Exercise aim: Only the total should be returned: the number of lines in the data that hold the string "upgrades".
┌──
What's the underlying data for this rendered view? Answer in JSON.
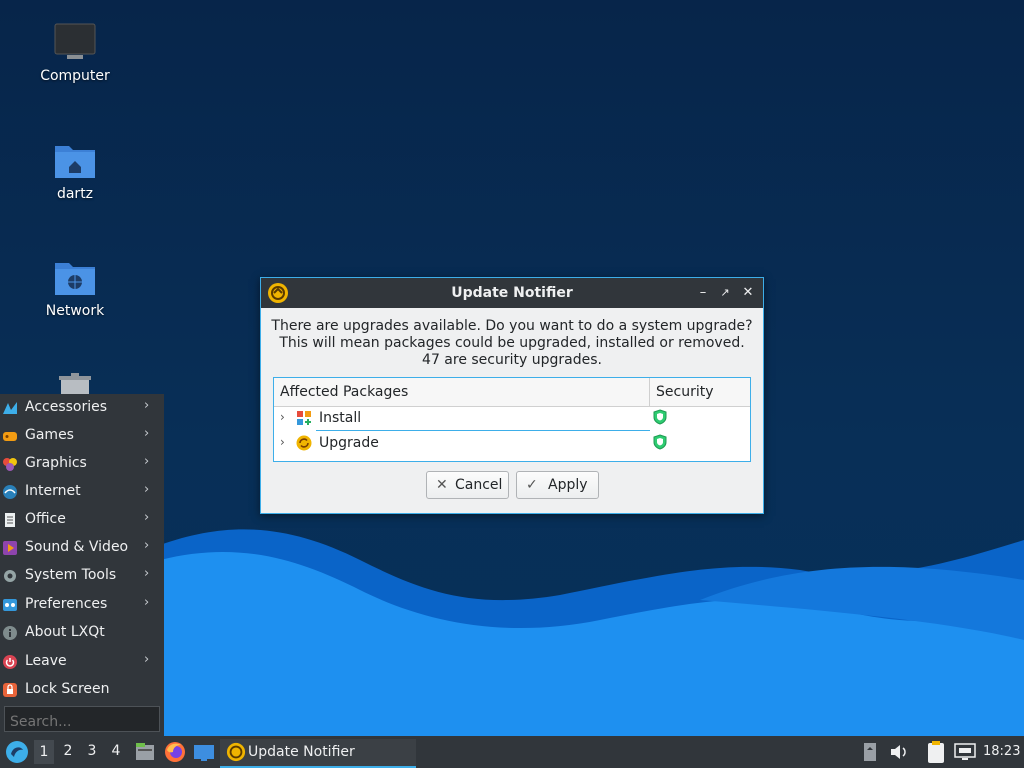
{
  "desktop": {
    "icons": [
      {
        "label": "Computer",
        "icon": "computer-icon"
      },
      {
        "label": "dartz",
        "icon": "home-folder-icon"
      },
      {
        "label": "Network",
        "icon": "network-folder-icon"
      },
      {
        "label": "",
        "icon": "trash-icon"
      }
    ],
    "colors": {
      "background": "#07254a",
      "wave_light": "#1e90f0",
      "wave_dark": "#0a64c8"
    }
  },
  "dialog": {
    "title": "Update Notifier",
    "app_icon": "update-notifier-icon",
    "message_lines": [
      "There are upgrades available. Do you want to do a system upgrade?",
      "This will mean packages could be upgraded, installed or removed.",
      "47 are security upgrades."
    ],
    "table": {
      "headers": [
        "Affected Packages",
        "Security"
      ],
      "rows": [
        {
          "name": "Install",
          "icon": "install-icon",
          "security": "shield-icon"
        },
        {
          "name": "Upgrade",
          "icon": "upgrade-icon",
          "security": "shield-icon"
        }
      ]
    },
    "buttons": {
      "cancel": "Cancel",
      "apply": "Apply"
    },
    "accent": "#3daee9"
  },
  "menu": {
    "items": [
      {
        "label": "Accessories",
        "icon": "accessories-icon",
        "submenu": true
      },
      {
        "label": "Games",
        "icon": "games-icon",
        "submenu": true
      },
      {
        "label": "Graphics",
        "icon": "graphics-icon",
        "submenu": true
      },
      {
        "label": "Internet",
        "icon": "internet-icon",
        "submenu": true
      },
      {
        "label": "Office",
        "icon": "office-icon",
        "submenu": true
      },
      {
        "label": "Sound & Video",
        "icon": "sound-video-icon",
        "submenu": true
      },
      {
        "label": "System Tools",
        "icon": "system-tools-icon",
        "submenu": true
      },
      {
        "label": "Preferences",
        "icon": "preferences-icon",
        "submenu": true
      },
      {
        "label": "About LXQt",
        "icon": "info-icon",
        "submenu": false
      },
      {
        "label": "Leave",
        "icon": "power-icon",
        "submenu": true
      },
      {
        "label": "Lock Screen",
        "icon": "lock-icon",
        "submenu": false
      }
    ],
    "search_placeholder": "Search..."
  },
  "taskbar": {
    "workspaces": [
      "1",
      "2",
      "3",
      "4"
    ],
    "active_workspace": "1",
    "task": "Update Notifier",
    "clock": "18:23"
  }
}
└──
Solution to this problem: 2